Debugging with GDB

Renode allows you to debug applications running on emulated machines using GDB.

It uses the GDB remote protocol and allows using the most common GDB functions, like breakpoints, watchpoints, stepping, memory access etc.

The most important difference to debugging on the real hardware, is that the virtual time does not progress when the emulated CPU is halted. This makes the debugging process transparent for the emulated machines.

Connecting to GDB

To start a GDB server on port 3333, run:

(machine-0) sysbus.cpu StartGdbServer 3333

This allows you to start GDB from an appropriate toolchain and connect to a remote target:

$ arm-none-eabi-gdb /path/to/application.elf
(gdb) target remote :3333

Starting emulation

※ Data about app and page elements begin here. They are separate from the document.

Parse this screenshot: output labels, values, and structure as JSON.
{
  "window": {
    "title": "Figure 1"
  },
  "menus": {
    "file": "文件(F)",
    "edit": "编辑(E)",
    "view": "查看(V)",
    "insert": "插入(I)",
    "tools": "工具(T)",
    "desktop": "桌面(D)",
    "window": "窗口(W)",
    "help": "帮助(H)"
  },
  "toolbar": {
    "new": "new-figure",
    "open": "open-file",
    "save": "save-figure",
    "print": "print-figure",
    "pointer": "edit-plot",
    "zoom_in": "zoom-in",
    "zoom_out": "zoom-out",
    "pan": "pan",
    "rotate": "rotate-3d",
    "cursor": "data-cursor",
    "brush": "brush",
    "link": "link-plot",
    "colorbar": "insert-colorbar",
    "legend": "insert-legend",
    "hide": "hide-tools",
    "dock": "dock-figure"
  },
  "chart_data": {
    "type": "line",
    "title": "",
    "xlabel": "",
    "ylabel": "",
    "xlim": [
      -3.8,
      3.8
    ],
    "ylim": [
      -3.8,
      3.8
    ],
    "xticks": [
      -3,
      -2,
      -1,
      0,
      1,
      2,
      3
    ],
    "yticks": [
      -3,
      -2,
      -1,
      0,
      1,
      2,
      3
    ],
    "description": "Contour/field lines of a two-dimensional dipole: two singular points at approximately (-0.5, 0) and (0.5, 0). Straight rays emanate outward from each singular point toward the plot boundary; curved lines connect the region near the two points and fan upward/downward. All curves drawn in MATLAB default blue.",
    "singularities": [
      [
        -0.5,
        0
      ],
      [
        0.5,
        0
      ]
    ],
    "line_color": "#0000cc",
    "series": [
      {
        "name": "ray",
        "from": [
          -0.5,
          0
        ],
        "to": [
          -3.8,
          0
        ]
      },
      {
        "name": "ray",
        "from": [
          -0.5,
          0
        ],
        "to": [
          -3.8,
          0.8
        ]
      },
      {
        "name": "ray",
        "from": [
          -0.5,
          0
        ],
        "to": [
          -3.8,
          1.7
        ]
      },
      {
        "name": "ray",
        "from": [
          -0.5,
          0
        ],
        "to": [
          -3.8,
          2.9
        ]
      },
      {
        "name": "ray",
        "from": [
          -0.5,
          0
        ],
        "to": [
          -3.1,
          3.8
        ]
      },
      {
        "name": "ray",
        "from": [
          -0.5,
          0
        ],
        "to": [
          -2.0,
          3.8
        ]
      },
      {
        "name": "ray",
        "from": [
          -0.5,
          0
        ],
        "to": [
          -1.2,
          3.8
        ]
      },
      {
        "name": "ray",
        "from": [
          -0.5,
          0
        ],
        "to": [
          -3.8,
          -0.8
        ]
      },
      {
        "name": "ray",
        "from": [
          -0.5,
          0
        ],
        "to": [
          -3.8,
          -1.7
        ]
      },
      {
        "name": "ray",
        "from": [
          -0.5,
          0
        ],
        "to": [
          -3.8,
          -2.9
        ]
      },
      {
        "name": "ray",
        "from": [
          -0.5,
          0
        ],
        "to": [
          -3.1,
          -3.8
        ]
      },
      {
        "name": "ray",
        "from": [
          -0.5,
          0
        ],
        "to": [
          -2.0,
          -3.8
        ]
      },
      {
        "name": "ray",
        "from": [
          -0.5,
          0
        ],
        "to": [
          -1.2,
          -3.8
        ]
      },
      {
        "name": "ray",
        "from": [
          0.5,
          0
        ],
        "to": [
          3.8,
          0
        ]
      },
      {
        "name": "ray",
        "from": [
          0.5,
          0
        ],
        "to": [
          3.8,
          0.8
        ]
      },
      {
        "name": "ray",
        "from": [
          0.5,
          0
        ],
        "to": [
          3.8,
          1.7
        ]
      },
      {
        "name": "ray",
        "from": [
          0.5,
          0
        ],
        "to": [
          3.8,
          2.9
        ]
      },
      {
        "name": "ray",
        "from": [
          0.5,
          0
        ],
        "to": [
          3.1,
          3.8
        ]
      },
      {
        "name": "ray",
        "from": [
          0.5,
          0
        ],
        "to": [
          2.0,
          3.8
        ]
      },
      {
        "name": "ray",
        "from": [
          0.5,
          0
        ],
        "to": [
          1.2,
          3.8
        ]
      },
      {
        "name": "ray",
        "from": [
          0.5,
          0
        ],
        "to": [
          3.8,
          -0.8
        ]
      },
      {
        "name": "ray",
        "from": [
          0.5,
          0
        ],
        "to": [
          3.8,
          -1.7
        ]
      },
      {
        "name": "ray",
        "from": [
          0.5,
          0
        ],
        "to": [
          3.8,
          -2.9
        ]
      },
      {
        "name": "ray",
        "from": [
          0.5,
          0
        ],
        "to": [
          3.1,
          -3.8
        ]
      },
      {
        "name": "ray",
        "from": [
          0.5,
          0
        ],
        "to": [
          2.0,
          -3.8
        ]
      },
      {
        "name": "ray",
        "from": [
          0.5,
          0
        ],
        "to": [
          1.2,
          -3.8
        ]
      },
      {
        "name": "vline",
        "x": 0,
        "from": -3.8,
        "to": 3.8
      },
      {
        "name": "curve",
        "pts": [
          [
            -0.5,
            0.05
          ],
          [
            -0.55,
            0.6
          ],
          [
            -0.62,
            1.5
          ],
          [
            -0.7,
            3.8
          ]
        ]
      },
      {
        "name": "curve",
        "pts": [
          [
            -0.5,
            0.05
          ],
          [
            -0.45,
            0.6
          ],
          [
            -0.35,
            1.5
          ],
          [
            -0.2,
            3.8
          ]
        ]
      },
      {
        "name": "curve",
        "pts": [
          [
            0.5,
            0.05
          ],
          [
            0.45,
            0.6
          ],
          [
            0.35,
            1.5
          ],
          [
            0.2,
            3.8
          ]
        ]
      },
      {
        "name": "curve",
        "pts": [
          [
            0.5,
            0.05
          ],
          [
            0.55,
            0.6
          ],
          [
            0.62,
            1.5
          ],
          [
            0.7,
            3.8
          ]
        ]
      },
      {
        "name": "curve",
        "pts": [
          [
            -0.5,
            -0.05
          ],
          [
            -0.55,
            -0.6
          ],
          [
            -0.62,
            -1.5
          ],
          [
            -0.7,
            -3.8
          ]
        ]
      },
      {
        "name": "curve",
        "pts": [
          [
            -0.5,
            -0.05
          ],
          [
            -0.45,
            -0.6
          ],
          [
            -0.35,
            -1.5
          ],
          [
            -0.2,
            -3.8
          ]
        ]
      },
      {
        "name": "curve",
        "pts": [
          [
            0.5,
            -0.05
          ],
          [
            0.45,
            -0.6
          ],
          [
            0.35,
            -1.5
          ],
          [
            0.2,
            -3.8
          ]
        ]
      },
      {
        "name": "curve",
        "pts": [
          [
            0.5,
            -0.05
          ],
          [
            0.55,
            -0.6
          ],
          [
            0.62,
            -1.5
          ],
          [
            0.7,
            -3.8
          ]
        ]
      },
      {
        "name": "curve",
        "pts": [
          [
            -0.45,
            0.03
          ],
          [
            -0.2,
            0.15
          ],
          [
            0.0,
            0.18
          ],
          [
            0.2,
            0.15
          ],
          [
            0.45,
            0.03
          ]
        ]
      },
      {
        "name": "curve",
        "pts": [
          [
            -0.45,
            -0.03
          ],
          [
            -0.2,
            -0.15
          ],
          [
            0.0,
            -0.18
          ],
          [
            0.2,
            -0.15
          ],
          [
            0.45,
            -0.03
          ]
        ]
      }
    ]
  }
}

After GDB connects to Renode, the emulation needs to be started. Simply telling GDB to continue is not enough to start the time flow, as it would disrupt more complicated multinode scenarios.

There are three ways to start the whole setup.

You can start the emulation manually from Renode’s Monitor, typing the usual:

(machine-0) start

Then, in GDB, run:

(gdb) continue

Alternatively, GDB’s monitor command may be used to pass the commands to Renode’s Monitor:

(gdb) monitor start
(gdb) continue

The third option, suited for the simplest scenarios, makes Renode start the whole emulation as soon as GDB connects. It requires an additional parameter for StartGdbServer, named autostartEmulation:

(machine-0) sysbus.cpu StartGdbServer 3333 true